Linda said...

Great blog!!

Can't wait to see what you write about next.

Linda

Baltimore City Girl said...

I grew up in the country, but now love life in the city. I enjoyed your contrasts between the traffic and the neighbors-- so many differences, but in many ways so much alike (smog vs. cow smells?) Keep on writing ladies!!!

Cheryel Hutton said...

Why do I keep hearing the theme song from Green Acres?

Seriously, great blog ladies! Congrats on entering the wonderful world of blogs.

Donna Wright said...

Pet,
I think that to be fair, that wasn't really cow #21. It was #23. You're just one of those people who thinks all cows look the same.
Donna
:)

dstress said...

Great Blog what's wrong with a little traffic !!! LOL

Suzanne said...

Hi gals,
Love your blog. The cow photo is priceless.
I can almost smell the "fresh" air.

SUZANNE

Anonymous said...

oh my gosh,Im not a good guest,but that scares me.

Anonymous said...

can I stay with the cow? seems like more fun

cousinkris said...

The fires in San Diego county have now been beaten back and I have returned to work only to find that the CEO of our company lost his house. This kind of sympathy for upper management is a rare thing.

This was far too big a disaster for anyone to start complaining about what could have been done, but I'm sure that kind of thing is going to happen soon. I've heard counts as high as 1,500 homes lost. Many commercial properties have burned down as well. It's not a great day for the insurance companies. I tried to go and look at some of the damage, but the police won't let anyone through. Anybody who wants to go and see their home must go with a police escort.

Here at work I can hear the fire fighting planes flying overhead. Yes, the fires are still burning, but they've been pushed out into the wildlands.

The air reeks of smoke throughout the city, and escpecially near the fires. The skies are a kind of reddish gray. The sunsets are surreal.

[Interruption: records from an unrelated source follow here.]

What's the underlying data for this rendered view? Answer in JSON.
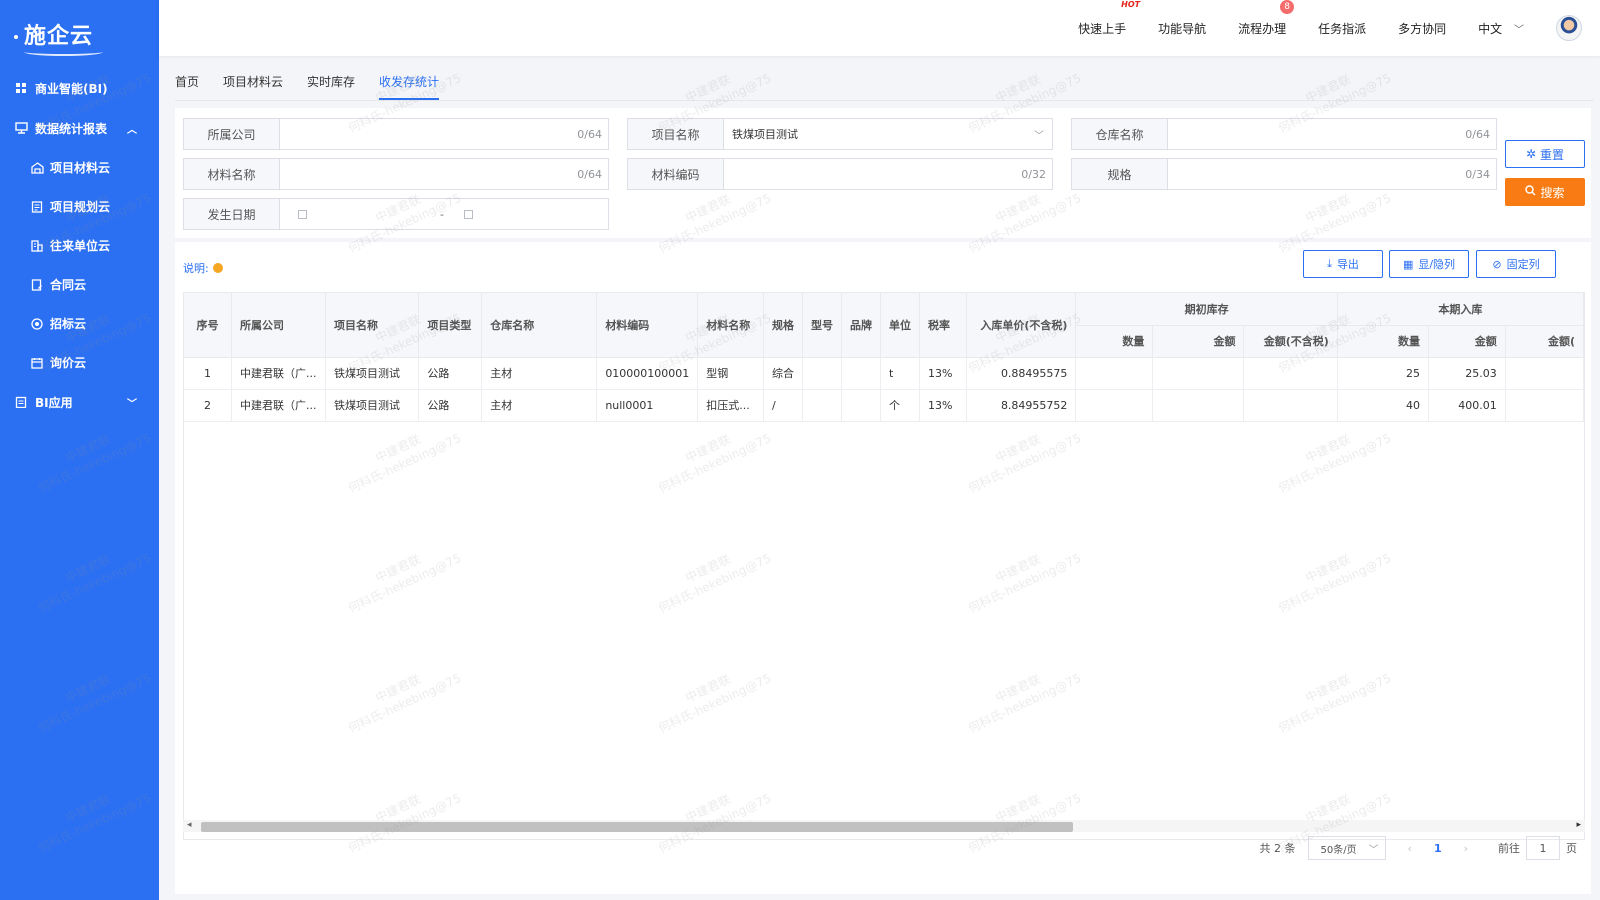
{
  "sidebar": {
    "logo": "施企云",
    "items": [
      {
        "label": "商业智能(BI)"
      },
      {
        "label": "数据统计报表"
      },
      {
        "label": "项目材料云"
      },
      {
        "label": "项目规划云"
      },
      {
        "label": "往来单位云"
      },
      {
        "label": "合同云"
      },
      {
        "label": "招标云"
      },
      {
        "label": "询价云"
      },
      {
        "label": "BI应用"
      }
    ]
  },
  "header": {
    "menu": [
      "快速上手",
      "功能导航",
      "流程办理",
      "任务指派",
      "多方协同",
      "中文"
    ],
    "hot": "HOT",
    "badge": "8"
  },
  "tabs": [
    "首页",
    "项目材料云",
    "实时库存",
    "收发存统计"
  ],
  "filter": {
    "company": {
      "label": "所属公司",
      "count": "0/64"
    },
    "project": {
      "label": "项目名称",
      "value": "铁煤项目测试"
    },
    "warehouse": {
      "label": "仓库名称",
      "count": "0/64"
    },
    "material": {
      "label": "材料名称",
      "count": "0/64"
    },
    "code": {
      "label": "材料编码",
      "count": "0/32"
    },
    "spec": {
      "label": "规格",
      "count": "0/34"
    },
    "date": {
      "label": "发生日期",
      "sep": "-"
    },
    "reset": "重置",
    "search": "搜索"
  },
  "toolbar": {
    "note": "说明:",
    "export": "导出",
    "toggle_cols": "显/隐列",
    "fix_cols": "固定列"
  },
  "table": {
    "headers": {
      "seq": "序号",
      "company": "所属公司",
      "project": "项目名称",
      "ptype": "项目类型",
      "warehouse": "仓库名称",
      "code": "材料编码",
      "mname": "材料名称",
      "spec": "规格",
      "model": "型号",
      "brand": "品牌",
      "unit": "单位",
      "tax": "税率",
      "price": "入库单价(不含税)",
      "group1": "期初库存",
      "group2": "本期入库",
      "qty": "数量",
      "amount": "金额",
      "amount_nt": "金额(不含税)",
      "amount_cut": "金额("
    },
    "rows": [
      [
        "1",
        "中建君联（广...",
        "铁煤项目测试",
        "公路",
        "主材",
        "010000100001",
        "型钢",
        "综合",
        "",
        "",
        "t",
        "13%",
        "0.88495575",
        "",
        "",
        "",
        "25",
        "25.03",
        ""
      ],
      [
        "2",
        "中建君联（广...",
        "铁煤项目测试",
        "公路",
        "主材",
        "null0001",
        "扣压式...",
        "/",
        "",
        "",
        "个",
        "13%",
        "8.84955752",
        "",
        "",
        "",
        "40",
        "400.01",
        ""
      ]
    ]
  },
  "pager": {
    "total": "共 2 条",
    "size": "50条/页",
    "page": "1",
    "goto": "前往",
    "goto_val": "1",
    "page_unit": "页"
  },
  "watermark": {
    "line1": "中建君联",
    "line2": "何科氏-hekebing@75"
  }
}
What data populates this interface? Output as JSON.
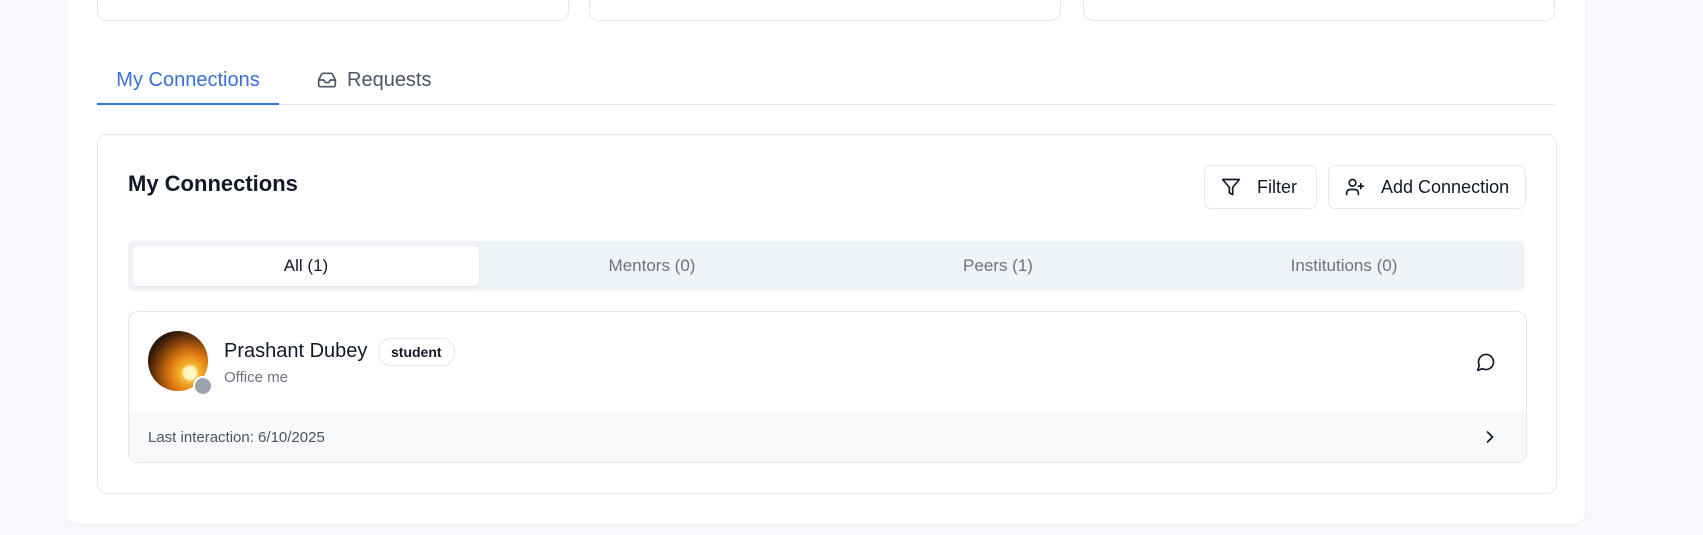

Four years ago they found a hunter to blame the big fire on. The hunter got stoned and started a signal fire and wound up burning down a good part of San Diego county. This time there's nobody to blame. The fact that multiple fires started at one time may suggest there is something wrong on a larger scale.